[Stored data entries]
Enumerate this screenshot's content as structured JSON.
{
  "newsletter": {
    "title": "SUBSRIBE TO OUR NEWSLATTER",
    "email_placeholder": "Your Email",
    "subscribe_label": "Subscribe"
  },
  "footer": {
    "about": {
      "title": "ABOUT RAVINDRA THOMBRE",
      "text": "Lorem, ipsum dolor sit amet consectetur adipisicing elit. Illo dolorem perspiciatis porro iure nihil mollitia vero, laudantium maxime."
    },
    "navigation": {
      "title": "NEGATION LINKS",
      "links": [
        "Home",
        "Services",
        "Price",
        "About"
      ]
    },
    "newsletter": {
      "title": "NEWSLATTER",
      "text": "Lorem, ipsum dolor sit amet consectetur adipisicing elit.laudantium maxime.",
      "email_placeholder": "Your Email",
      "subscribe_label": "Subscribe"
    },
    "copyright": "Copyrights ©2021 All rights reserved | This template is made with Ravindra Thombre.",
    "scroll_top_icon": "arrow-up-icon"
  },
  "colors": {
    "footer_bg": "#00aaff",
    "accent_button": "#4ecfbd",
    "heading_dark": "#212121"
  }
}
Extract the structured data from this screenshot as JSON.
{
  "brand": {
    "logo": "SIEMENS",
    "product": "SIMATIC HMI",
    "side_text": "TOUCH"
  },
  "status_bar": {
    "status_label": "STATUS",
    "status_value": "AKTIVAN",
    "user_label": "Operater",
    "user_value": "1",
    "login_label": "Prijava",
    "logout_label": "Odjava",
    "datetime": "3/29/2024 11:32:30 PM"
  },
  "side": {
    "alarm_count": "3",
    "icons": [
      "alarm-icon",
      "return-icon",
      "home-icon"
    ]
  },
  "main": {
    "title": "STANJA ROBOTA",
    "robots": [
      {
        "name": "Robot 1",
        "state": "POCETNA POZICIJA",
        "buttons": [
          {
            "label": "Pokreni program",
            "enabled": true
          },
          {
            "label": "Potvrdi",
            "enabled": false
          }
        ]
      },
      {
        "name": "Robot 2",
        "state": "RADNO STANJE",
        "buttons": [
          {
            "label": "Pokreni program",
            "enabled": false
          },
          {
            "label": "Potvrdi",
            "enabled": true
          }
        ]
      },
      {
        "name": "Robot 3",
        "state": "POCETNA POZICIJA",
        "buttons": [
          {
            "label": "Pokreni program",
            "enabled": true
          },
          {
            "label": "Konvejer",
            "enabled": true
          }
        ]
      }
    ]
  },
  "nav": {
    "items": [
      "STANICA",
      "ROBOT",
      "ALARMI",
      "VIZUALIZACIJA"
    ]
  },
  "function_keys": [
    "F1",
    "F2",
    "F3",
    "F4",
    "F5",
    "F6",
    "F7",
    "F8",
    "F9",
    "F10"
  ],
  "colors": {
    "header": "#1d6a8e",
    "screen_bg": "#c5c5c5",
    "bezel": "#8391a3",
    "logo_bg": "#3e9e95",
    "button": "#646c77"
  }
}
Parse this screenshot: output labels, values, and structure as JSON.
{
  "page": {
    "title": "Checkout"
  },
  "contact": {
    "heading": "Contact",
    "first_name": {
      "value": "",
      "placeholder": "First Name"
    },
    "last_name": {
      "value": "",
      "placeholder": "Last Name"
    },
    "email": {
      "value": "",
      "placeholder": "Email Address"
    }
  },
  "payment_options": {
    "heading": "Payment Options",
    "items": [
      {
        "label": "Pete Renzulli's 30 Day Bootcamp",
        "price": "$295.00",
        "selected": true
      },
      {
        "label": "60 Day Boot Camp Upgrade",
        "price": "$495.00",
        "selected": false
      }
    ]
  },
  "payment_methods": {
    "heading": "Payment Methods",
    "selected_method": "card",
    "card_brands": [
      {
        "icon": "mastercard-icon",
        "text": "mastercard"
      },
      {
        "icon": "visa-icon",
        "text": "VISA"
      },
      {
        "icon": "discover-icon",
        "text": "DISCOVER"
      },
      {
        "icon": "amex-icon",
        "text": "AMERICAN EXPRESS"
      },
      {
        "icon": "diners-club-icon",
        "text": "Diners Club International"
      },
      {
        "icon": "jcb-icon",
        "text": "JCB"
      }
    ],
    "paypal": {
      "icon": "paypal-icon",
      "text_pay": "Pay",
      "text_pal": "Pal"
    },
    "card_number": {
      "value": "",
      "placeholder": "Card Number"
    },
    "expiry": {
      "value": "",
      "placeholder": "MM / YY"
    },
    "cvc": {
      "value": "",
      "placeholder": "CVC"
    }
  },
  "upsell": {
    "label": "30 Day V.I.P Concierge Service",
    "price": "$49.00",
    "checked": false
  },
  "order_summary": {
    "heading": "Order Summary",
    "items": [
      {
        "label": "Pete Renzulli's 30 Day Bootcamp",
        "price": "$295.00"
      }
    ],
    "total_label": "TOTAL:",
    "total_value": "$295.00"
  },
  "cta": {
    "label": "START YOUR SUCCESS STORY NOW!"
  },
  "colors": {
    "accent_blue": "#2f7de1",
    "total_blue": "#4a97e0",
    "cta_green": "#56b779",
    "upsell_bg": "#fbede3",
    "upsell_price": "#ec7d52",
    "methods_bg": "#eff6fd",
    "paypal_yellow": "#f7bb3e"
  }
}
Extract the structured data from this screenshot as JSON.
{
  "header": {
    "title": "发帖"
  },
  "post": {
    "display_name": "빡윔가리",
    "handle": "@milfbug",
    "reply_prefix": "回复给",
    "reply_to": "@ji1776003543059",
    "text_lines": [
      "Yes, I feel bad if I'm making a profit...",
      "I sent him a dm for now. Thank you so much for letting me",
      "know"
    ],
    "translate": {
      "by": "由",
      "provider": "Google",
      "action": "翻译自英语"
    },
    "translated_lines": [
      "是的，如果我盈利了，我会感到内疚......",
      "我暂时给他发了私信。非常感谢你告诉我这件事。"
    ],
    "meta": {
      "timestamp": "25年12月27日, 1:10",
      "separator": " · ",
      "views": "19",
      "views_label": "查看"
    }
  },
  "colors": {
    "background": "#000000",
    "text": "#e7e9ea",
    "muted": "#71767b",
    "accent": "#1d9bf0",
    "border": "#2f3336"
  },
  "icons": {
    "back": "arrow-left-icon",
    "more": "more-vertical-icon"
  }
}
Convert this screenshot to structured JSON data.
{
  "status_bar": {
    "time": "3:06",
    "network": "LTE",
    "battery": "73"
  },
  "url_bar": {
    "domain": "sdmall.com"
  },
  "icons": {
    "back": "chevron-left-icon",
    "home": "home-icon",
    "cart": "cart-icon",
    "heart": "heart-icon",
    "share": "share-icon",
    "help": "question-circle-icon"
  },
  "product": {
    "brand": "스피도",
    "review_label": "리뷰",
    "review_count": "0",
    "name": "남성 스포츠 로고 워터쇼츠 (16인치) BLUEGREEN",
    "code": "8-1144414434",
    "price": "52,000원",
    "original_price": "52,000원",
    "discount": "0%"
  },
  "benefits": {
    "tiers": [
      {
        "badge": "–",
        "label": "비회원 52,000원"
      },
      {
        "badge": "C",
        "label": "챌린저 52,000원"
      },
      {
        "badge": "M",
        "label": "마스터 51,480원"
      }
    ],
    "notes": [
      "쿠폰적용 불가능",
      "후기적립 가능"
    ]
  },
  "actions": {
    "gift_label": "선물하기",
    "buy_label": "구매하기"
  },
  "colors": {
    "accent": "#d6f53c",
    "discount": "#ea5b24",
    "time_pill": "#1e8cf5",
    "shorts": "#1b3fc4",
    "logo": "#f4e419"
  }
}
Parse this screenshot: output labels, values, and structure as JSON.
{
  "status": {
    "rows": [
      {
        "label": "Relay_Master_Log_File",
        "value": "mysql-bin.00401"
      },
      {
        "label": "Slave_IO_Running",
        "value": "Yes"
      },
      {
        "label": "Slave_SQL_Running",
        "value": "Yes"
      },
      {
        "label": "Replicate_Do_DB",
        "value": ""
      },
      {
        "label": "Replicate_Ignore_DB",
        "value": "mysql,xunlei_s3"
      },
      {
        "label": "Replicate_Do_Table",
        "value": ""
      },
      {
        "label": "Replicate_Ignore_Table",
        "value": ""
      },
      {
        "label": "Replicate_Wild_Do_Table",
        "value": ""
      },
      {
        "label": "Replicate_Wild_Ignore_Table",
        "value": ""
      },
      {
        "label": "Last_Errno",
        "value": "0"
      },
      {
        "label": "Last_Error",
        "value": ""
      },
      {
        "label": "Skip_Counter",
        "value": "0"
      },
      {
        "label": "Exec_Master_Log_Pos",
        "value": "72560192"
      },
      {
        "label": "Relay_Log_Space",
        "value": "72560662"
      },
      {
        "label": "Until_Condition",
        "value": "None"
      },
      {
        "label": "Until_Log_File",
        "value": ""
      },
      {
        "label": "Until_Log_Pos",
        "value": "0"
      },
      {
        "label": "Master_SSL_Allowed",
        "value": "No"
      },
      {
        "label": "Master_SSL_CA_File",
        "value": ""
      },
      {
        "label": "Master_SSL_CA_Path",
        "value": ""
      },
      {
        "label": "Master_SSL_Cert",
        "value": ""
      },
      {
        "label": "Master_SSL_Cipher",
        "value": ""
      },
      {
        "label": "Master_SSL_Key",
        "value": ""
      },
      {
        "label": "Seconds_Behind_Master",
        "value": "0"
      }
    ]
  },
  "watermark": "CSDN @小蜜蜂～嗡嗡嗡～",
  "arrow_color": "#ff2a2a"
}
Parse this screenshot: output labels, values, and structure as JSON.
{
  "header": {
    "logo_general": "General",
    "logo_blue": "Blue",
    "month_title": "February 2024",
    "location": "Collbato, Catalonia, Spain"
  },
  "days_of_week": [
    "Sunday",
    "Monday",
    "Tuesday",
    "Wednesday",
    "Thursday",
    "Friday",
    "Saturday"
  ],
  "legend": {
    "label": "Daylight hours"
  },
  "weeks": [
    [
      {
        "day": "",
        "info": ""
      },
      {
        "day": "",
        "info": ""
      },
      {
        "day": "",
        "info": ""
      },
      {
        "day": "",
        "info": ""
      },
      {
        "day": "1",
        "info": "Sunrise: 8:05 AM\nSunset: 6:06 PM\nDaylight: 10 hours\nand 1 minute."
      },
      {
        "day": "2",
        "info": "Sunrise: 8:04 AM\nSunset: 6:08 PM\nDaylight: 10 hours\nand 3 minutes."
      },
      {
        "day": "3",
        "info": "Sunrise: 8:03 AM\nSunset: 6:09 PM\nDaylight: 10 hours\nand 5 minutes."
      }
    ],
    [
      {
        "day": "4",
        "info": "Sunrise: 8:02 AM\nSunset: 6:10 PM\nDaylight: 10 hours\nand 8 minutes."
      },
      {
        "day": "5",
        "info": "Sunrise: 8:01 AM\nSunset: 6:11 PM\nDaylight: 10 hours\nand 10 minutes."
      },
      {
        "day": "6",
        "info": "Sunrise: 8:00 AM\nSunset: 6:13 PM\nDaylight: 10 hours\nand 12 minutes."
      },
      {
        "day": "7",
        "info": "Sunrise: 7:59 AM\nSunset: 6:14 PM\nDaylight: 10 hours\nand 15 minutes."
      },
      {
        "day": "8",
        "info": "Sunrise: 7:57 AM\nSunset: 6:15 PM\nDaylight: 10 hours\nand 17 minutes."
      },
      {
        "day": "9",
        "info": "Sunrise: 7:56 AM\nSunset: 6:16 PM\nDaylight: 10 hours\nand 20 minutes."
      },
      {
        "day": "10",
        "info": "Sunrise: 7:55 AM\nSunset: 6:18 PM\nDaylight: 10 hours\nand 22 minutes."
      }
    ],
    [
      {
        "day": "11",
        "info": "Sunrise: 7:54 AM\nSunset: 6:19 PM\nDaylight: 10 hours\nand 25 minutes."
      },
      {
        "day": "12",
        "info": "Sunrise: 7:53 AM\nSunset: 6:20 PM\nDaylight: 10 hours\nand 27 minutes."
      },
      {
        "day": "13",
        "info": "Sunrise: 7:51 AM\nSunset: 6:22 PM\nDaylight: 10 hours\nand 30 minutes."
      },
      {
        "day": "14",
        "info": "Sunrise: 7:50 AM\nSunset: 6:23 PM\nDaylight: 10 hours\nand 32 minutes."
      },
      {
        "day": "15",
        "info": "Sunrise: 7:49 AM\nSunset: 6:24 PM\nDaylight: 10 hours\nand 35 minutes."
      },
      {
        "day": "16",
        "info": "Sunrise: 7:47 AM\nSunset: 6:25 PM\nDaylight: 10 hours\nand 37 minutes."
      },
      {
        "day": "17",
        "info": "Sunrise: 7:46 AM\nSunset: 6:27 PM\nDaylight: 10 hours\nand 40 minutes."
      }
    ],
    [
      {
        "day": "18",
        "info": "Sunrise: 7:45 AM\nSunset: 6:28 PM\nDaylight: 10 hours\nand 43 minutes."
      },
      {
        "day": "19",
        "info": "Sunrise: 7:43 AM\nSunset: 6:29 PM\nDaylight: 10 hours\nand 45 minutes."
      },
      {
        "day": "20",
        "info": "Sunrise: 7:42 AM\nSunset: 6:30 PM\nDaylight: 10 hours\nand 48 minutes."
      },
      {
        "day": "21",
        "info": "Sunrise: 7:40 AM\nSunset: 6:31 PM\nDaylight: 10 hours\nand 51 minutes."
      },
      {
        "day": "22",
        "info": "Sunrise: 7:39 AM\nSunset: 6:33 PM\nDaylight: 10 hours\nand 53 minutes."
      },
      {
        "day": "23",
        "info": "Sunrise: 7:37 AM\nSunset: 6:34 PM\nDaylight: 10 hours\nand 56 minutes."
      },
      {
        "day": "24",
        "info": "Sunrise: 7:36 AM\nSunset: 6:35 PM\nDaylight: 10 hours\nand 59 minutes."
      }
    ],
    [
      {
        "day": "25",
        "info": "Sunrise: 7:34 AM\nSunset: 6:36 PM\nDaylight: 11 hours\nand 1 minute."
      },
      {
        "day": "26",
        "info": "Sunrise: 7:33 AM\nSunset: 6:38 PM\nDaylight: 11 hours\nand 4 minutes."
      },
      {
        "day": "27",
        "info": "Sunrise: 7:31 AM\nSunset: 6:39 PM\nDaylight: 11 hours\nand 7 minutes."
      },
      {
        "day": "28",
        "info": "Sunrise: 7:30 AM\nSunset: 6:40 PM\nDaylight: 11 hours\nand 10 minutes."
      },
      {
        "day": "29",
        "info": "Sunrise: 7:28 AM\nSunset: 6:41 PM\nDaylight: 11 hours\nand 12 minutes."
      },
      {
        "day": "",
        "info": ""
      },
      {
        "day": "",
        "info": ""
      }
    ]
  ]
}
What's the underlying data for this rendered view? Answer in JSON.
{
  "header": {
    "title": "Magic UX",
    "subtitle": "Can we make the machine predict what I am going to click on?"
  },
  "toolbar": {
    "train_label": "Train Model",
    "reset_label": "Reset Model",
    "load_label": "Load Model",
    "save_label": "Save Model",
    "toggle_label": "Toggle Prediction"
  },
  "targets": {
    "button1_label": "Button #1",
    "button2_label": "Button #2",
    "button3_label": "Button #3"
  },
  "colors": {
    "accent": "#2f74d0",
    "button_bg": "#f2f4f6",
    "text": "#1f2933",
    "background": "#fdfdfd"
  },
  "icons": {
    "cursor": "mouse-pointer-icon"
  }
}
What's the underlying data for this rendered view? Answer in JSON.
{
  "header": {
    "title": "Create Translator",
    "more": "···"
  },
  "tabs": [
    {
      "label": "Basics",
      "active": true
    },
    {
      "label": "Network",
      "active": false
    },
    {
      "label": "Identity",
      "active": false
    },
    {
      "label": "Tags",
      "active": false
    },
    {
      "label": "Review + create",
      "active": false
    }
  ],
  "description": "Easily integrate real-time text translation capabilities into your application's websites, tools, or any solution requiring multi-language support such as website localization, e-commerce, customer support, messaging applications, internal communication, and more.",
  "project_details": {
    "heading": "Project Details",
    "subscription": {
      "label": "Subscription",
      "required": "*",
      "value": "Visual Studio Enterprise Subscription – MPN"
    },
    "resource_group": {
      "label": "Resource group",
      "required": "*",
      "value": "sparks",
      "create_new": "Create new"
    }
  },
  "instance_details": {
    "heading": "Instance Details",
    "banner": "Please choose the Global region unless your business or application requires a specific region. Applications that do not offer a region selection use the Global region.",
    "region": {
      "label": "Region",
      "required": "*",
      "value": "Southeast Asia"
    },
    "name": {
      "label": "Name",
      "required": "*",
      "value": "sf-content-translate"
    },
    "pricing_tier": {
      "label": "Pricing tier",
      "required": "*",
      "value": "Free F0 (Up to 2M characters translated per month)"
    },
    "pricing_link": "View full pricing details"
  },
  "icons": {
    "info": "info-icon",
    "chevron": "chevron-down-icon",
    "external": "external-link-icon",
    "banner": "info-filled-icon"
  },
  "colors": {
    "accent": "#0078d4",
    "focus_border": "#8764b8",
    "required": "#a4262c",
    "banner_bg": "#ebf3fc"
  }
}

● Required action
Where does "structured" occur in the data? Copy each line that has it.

● Task solution
Enumerate this screenshot's content as structured JSON.
Extract the structured data from this screenshot as JSON.
Extract the structured data from this screenshot as JSON.
Convert this screenshot to structured JSON data.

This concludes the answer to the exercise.